Once a more welcoming place, the Southern Ocean long ago played host to an abundant diversity of marine fish. But when Antarctica water froze about 15 to 20 million years ago, almost all but the notothenioid died out.
Armed with the protective antifreeze protein, the notothenioid ancestor survived, thrived and diversified in a wide open ocean with very little competition.
Though they are all related, the five families of Antarctic notothenioids, comprising about 100 species, bear little family resemblance. The most unique is the ghostly icefishes, the only vertebrate on Earth with no red blood cells. Cheng's favorite is the Antarctic toothfish, which can grow to hundreds of pounds, and makes a reliable subject for her studies.

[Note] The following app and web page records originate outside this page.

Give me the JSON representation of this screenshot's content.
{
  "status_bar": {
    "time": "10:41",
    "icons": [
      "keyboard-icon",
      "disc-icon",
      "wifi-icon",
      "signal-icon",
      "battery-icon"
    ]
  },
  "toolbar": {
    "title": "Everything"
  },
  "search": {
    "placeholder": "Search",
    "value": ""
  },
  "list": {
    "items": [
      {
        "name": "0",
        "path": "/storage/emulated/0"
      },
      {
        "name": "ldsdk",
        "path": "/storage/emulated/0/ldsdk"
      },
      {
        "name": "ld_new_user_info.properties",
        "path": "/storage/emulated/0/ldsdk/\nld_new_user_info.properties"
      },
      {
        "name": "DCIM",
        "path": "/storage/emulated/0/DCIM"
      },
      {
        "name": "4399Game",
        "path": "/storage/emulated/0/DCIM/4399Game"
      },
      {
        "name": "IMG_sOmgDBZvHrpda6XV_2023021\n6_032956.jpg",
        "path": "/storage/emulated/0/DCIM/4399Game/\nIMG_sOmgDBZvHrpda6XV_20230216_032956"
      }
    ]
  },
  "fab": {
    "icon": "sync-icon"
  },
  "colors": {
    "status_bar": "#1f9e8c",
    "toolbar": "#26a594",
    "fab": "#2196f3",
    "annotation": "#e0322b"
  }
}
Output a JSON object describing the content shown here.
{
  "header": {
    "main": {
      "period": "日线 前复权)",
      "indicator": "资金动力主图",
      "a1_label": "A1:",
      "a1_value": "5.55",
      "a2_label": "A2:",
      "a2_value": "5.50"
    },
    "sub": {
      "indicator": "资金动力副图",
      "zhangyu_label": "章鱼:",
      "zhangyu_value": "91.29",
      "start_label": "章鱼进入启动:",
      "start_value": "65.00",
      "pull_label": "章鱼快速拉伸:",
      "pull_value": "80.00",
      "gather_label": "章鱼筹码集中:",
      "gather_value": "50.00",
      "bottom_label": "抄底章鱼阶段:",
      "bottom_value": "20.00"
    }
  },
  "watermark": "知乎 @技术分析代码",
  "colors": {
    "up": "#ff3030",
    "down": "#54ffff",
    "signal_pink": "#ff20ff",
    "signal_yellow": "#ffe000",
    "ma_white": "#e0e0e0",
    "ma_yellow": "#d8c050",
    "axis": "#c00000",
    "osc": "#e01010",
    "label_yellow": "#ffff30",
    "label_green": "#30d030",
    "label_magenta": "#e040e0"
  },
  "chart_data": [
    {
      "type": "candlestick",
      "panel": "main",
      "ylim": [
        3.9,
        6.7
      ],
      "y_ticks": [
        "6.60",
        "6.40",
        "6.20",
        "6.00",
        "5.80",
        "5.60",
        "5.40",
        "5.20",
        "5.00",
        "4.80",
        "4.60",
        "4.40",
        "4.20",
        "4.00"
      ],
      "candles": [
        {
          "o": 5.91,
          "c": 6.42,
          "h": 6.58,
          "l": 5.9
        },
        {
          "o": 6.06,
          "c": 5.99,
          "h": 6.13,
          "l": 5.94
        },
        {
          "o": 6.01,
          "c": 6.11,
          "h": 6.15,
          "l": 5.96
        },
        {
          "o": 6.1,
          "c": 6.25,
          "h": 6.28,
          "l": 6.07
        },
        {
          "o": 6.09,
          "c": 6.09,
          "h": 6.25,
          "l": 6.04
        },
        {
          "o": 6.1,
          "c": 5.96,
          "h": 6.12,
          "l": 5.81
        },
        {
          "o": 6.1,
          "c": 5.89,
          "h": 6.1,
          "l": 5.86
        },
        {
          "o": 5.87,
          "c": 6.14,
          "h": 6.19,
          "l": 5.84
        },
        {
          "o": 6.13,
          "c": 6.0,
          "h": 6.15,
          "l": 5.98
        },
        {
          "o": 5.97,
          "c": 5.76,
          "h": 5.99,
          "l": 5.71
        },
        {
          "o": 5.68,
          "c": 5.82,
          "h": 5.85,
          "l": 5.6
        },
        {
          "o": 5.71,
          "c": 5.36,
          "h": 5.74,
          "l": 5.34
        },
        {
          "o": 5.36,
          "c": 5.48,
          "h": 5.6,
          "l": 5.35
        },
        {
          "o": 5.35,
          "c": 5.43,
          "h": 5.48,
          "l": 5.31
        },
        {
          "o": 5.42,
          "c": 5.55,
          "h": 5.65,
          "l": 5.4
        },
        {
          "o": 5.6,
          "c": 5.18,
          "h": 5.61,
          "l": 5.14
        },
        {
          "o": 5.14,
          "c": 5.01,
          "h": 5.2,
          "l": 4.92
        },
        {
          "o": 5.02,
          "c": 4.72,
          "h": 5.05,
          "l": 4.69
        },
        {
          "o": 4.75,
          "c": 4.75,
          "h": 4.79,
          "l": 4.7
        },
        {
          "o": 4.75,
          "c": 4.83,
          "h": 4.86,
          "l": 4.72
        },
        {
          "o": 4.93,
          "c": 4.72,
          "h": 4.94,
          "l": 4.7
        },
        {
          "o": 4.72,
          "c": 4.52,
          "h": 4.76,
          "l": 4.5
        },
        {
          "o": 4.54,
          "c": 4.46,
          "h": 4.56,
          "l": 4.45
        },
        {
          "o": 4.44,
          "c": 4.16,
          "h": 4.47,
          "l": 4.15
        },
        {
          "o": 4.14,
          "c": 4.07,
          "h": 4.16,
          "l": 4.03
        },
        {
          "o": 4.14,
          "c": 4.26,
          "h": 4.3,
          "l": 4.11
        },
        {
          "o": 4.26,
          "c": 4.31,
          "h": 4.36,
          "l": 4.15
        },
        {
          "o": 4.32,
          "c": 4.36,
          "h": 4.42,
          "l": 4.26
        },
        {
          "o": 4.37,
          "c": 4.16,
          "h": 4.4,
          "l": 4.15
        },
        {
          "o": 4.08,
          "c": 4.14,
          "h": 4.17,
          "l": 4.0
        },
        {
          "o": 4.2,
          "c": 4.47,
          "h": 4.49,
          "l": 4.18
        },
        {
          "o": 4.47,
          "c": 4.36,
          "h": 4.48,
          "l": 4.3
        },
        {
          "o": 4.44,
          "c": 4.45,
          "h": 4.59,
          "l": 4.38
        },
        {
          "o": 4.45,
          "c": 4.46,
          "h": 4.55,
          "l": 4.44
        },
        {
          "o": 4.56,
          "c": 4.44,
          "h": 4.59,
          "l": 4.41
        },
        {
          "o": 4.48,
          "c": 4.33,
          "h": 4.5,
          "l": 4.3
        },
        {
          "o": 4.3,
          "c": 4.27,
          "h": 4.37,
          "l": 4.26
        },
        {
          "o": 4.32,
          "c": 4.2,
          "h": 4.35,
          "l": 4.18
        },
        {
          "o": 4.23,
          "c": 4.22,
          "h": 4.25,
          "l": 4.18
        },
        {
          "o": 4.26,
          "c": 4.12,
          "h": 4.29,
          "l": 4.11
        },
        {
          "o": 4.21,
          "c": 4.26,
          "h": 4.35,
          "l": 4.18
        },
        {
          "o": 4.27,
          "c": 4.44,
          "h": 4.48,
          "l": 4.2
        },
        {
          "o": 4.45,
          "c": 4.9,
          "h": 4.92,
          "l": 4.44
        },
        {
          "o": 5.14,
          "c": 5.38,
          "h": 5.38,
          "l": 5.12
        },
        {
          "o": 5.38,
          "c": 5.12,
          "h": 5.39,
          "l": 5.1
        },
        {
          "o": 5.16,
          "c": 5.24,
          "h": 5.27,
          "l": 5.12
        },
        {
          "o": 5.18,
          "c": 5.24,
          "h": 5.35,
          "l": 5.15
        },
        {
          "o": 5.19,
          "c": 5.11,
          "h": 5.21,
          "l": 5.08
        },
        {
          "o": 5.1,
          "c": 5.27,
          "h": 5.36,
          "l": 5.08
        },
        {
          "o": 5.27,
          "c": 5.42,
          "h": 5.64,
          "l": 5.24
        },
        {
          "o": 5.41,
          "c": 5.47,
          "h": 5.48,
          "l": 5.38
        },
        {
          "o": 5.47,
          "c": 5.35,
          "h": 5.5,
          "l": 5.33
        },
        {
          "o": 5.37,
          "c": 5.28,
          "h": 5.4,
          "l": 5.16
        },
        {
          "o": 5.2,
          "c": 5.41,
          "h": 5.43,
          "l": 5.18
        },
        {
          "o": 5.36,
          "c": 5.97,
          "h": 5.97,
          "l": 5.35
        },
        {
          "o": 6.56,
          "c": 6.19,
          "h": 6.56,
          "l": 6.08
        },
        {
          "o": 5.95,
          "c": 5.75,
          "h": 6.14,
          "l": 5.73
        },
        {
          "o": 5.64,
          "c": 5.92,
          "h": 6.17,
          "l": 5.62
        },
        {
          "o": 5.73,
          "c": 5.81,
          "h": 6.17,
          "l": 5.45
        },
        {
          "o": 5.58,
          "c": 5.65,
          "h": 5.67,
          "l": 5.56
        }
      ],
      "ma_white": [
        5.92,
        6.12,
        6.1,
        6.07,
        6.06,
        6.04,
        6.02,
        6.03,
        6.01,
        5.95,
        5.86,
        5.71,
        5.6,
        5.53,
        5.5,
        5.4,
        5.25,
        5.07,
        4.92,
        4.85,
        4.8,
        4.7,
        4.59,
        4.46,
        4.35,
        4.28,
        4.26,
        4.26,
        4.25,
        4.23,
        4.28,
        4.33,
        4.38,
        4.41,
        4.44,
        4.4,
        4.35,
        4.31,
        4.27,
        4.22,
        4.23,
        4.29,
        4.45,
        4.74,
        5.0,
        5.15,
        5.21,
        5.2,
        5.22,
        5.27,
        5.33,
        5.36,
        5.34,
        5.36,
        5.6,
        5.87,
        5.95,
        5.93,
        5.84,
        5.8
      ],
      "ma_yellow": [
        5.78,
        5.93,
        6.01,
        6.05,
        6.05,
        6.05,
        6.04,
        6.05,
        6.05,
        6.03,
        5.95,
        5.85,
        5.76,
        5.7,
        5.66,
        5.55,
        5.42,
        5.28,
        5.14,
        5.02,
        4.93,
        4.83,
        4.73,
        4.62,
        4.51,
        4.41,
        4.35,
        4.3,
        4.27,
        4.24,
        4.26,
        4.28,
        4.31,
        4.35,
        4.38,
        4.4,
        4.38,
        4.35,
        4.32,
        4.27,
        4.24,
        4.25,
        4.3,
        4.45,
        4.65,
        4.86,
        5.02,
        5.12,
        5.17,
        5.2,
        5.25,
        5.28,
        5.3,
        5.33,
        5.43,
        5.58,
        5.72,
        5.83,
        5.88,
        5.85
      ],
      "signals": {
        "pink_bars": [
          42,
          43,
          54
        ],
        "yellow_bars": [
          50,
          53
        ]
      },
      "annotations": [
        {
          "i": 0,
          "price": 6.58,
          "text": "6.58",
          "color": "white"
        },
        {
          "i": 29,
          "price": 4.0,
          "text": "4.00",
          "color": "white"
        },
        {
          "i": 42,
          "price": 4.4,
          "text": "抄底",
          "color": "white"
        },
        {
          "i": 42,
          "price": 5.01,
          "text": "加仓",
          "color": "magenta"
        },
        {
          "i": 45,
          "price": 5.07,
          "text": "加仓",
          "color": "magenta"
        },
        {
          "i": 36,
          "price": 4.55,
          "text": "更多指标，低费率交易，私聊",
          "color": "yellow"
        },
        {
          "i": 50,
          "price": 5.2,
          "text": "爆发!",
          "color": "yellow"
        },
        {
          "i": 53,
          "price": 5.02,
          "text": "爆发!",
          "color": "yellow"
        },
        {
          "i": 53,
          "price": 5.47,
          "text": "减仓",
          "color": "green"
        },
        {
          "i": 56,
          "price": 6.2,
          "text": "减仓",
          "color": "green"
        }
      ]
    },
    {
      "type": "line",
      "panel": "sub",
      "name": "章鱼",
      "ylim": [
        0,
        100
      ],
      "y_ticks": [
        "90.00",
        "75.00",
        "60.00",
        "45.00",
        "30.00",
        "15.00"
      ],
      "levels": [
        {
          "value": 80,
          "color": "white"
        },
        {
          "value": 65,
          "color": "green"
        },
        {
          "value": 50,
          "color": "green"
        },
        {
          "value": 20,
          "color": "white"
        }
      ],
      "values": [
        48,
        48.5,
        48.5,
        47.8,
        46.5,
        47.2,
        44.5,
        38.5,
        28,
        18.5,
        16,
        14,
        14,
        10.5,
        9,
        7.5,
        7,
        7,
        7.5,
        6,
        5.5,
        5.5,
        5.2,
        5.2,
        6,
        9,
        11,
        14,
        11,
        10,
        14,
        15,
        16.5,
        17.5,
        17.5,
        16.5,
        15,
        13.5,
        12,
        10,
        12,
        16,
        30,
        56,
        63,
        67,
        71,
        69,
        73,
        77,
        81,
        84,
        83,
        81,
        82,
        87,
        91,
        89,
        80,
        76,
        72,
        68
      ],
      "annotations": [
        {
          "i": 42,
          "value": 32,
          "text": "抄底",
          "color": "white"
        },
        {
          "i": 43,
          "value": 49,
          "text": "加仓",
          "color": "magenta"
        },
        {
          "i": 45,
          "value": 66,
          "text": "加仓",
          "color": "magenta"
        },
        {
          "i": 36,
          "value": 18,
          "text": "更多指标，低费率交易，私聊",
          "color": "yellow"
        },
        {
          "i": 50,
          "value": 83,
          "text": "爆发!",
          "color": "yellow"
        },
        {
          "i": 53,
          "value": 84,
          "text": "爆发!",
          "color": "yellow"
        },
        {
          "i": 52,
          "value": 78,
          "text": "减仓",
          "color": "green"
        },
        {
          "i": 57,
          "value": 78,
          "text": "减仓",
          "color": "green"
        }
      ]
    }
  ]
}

The freezing point for the blood of these Antarctic fish is -1 degree Celsius, but they survive and thrive in water that's -2 degrees Celsius. As Cheng says, "Theoretically, they should freeze and die."
In spite of ice crystals that float freely inside their bodies, the antifreeze protein keeps the fish's body fluids in a liquid state.
"Ice crystals get in continually, but the antifreeze binds to them and prevents them from getting any bigger," says Cheng.
"Nobody had any idea a protein could interact with an external substance like ice crystals in that way — how creative!" says an admiring Cheng. "Antifreeze research has so many different facets. The questions are never ending and always interesting."
One of the questions she finds most intriguing is how the new antifreeze gene was created. Rather than copying and making use of the entire ancestral gene, as is usually the case, it seems the ancestral Antarctic notothenioid did something unexpected.
"The fish used just a tiny bit of protein coding sequence from the ancestral gene. The business end of the new gene was just about created from scratch, by repeatedly duplicating that tiny bit," explains Cheng. "It's a new twist on the traditional notion of new gene creation."
To fully understand whole animal evolution of cold adaptation, Cheng has recently embarked on whole genome sequencing of the Antarctic toothfish.
Her own evolution is no less surprising to Cheng, who was born in China and moved with her family to Hong Kong at the age of six. As a teenager, she made her way to the U.S. to attend college in Texas.
"When I left Hong Kong, I started this long journey, which has just been amazing," says Cheng. "I've come to value the freedom and opportunities we have in this country to pursue learning based on curiosity and passion."
Still, those early days were anything but easy.
"We were very poor — it was difficult for me to come here for college," recalls Cheng, the middle of seven children. "There were a lot of hopes and dreams riding on my shoulders."
Those pressures propelled her to complete her undergraduate degree in just two-and-half years. As she says, "I thought the quicker I finished, the less burden I would be on them."
It is the burden humanity is placing on the planet that concerns Cheng these days. She has, after all, seen firsthand the effects of global warming and commercial fishing in Antarctica.
"I take an evolutionary view. Of the millions of known animal species, we [humans] are the tiniest, newest twig on the Tree of Life," she says. "Species come and go a lot ... Who can say if human beings will be around forever or if we are accelerating our own demise?"
Perhaps it is an ancient fish's ability to change that gives her hope for us all.